- 4. Magnetic laminations, which are used for high frequency operation, may be obtained by sequential vacuum deposition of the required layers with no additional photolithography steps required.
1. The two sided process has fewer steps than the one sided and may be a lower cost process. This is particularly true where multiple laminations are used.
2. The preferred embodiment using a ceramic substrate gives a very rugged construction. The wrap around glaze insulation that ceramic processing allows enables the use of thick conductors and still gives a smooth oval shape for coating with thin layers of magnetic material.
3. The double sided process provides a low cost highly simplified method of obtaining two independent conductor patterns in the same area of substrate. The advantage can be taken as either thicker conductors, or twice the turns per unit area, which would result in a factor of four higher inductance. Also the topology is smoother because the conductors are not physically on top of one another and the process is less prone to pinholes and shorts between conductors or breaks in the continuity of the conductor traces.
Other deposition methods such as plating may require the use of separate operations for application of magnetic material and insulator but do not require additional photolithography.
A distinction is made between the kind of masking required by the process of the invention which serves to protect the electrical contacts by tape or a shadow mask, and the more elaborate process of photolithography as required by the single sided process. A single sided process cannot form continuous layers of either magnetic material or insulator around the conductors without the use of two photolithography steps per layer, one for the insulator and one for the magnetic material. Even at that the continuity is obtained through an overlapping joint, which as described above could be problematic.
- 6. By not involving photolithography in the application of the magnetic layer or in the formation of magnetic laminations, a lower cost process is achieved.
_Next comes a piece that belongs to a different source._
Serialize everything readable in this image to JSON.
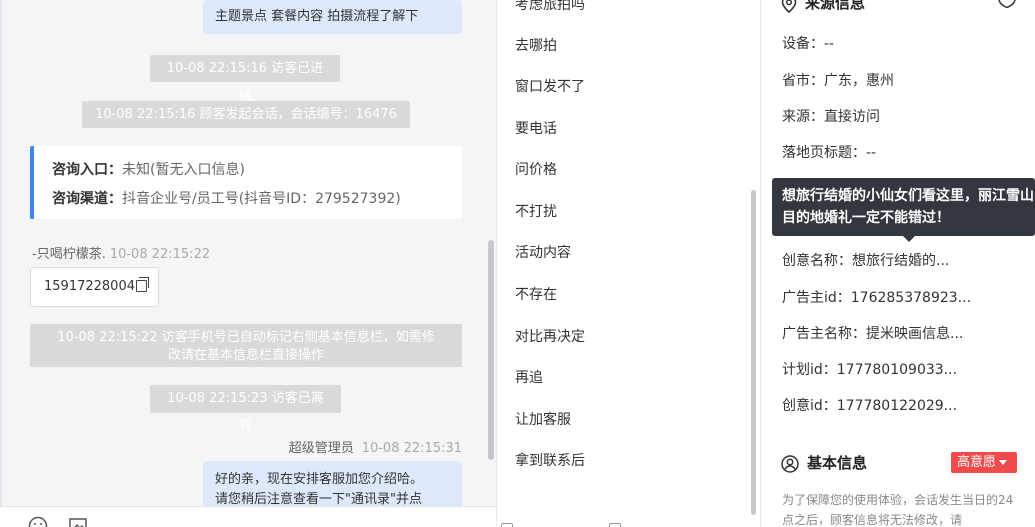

5. By having magnetic layers, and laminations including them, that are formed in a continuous film instead of an overlap process, a more effective lamination is achieved. The lines of flux are not required to cross a physical boundary such as is the case for overlapping layers formed by separate operations. Such boundaries can give minute gaps via oxide films that affect performance. Good laminations are required to achieve high efficiency devices and high efficiency is critical for high power devices. Even if only one lamination is used it is of higher quality than the prior art of overlapping layers.
7. For the silicon and ceramic substrates no organic material need be used. This results in a higher maximum temperature of operation and better heat conduction out of the device. Both are important for maximizing the power handling capability, stability, and reliability of the devices.
8. The process lends itself to the formation of multiple magnetic components on one substrate, creating a form of magnetic integrated circuit that is suitable for high frequency high power applications, thereby giving a very cost effective method of constructing such circuits.
Although specific features of the invention are shown in some drawings and not others, this is for convenience only as the various features may be combined in accordance with the invention.
Other embodiments will occur to those skilled in the art and are within the scope of the following claims.